In its efforts to deal with the country’s fraught security situation, the Afghan government continues to enjoy military support from western countries. There are now more than 8,000 American troops and more than 5,000 other NATO troops deployed in Afghanistan. Their role is to provide training and support to the Afghan security forces, not to engage in combat directly. Given the significant advances made by the Taliban in recent months, the question is now being asked whether that level of support is adequate. Several American generals have been quoted as advocating a major increase in the American military contingent, and they appear to enjoy some support on Capitol Hill. Others are fundamentally opposed to prolonging the United States’ involvement in the longest war in its history.
These debates have so far avoided dealing with a more fundamental question: what is the desired end game in Afghanistan? Most western observers have by now abandoned the deluded notion that Afghanistan can be transformed into a liberal democracy featuring honest government, the rule of law, gender equality, etc. They would now settle for a basically flawed government, but one capable of ridding the country of the Taliban and its associates, and of establishing a degree of security and stability throughout the land. But even the achievement of that more modest objective lies far in the future under the best of circumstances, and a victory by the Taliban cannot be excluded as a possibility. Given these realities, and after 16 years, it would be understandable if western publics began to ask how many more people and how much more money they should envisage pouring into an Afghan war with no end in sight.

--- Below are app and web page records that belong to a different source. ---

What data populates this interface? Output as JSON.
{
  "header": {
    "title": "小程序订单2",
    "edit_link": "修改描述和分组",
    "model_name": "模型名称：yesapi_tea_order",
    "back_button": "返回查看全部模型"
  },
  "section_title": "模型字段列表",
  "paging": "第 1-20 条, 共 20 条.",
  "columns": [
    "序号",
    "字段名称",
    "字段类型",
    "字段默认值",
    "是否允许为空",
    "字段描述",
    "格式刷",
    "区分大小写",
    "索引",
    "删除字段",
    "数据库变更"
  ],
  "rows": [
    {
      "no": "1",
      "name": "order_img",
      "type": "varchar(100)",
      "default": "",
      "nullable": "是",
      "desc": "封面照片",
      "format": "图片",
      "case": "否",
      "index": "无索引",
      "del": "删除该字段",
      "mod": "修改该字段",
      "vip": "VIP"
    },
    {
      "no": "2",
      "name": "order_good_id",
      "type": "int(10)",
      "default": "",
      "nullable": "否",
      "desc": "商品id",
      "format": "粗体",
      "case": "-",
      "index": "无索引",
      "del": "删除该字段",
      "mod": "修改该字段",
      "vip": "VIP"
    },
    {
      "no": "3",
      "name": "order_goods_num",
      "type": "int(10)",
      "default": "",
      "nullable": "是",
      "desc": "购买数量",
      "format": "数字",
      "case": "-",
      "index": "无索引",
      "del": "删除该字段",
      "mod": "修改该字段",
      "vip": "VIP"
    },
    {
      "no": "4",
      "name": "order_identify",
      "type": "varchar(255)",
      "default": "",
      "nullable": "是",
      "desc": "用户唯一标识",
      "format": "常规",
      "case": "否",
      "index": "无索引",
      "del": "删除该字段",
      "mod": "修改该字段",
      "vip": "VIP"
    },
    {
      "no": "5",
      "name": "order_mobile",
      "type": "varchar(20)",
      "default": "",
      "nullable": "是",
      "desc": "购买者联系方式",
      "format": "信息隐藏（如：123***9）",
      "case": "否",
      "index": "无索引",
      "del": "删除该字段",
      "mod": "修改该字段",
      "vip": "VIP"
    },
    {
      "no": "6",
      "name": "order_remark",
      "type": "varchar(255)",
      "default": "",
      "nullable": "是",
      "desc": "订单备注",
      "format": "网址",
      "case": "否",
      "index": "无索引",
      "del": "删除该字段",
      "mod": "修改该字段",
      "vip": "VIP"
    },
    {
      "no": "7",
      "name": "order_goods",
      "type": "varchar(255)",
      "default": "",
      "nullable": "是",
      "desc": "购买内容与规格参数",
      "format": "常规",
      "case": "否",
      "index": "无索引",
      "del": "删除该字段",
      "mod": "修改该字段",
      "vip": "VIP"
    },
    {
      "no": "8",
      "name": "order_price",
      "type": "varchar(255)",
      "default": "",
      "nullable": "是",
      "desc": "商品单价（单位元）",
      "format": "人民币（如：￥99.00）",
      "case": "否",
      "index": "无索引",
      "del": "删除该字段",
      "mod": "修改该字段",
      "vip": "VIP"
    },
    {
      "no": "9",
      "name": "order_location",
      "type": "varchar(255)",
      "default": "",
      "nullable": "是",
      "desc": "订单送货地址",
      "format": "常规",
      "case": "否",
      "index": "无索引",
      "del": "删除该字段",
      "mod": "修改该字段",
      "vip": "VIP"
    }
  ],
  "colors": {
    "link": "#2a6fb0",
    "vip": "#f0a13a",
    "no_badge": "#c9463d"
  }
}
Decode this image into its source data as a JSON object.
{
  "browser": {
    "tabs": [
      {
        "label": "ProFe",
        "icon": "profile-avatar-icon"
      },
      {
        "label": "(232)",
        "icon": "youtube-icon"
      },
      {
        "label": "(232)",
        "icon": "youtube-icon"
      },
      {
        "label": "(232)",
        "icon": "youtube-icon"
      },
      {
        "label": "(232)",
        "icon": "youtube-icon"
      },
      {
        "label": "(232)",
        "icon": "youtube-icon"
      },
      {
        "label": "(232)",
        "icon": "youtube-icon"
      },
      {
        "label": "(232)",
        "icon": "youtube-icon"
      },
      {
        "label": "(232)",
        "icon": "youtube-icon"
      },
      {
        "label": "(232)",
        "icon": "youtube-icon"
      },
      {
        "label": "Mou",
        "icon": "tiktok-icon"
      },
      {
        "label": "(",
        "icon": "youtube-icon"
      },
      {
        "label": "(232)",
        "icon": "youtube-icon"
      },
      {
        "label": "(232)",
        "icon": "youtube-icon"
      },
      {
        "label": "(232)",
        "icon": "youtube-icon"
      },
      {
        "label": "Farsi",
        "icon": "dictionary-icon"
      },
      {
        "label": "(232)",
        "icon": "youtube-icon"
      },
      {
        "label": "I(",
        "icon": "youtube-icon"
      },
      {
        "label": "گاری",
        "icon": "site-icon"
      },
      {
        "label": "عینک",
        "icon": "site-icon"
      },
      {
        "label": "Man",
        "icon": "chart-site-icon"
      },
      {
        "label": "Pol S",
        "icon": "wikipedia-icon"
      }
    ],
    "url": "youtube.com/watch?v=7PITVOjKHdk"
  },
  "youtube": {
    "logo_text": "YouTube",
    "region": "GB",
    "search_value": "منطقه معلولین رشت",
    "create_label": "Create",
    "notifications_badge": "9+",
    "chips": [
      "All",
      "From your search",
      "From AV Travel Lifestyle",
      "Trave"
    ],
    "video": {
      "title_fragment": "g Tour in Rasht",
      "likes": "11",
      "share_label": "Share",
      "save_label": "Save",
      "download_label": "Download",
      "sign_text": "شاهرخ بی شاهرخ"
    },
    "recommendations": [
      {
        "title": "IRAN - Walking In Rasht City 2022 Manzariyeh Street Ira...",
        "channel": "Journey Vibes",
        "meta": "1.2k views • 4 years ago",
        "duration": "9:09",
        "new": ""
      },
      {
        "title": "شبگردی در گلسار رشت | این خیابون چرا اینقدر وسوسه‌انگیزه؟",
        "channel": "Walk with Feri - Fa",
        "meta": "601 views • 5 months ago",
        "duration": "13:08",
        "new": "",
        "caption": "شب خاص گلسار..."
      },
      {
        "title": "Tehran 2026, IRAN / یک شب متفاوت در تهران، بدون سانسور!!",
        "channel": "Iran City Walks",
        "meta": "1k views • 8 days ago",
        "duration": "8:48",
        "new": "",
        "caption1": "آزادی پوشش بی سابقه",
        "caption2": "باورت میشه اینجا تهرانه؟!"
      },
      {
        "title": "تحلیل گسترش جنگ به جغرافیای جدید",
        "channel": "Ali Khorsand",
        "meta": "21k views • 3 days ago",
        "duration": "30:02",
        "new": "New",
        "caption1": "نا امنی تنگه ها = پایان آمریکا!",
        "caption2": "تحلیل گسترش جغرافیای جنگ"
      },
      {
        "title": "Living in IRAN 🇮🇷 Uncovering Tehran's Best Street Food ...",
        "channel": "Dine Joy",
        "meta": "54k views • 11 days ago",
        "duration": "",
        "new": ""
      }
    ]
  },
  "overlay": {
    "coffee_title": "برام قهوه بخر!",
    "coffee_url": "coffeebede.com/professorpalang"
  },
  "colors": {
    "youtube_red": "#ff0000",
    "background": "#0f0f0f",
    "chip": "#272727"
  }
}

Afghan security personnel keep watch during fighting between Taliban militants and Afghan forces in Kunduz on May 10. Hundreds of Afghan families have fled fighting between the Taliban and government forces near the northern city of Kunduz as the insurgents captured a strategic district soon after launching their annual spring offensive.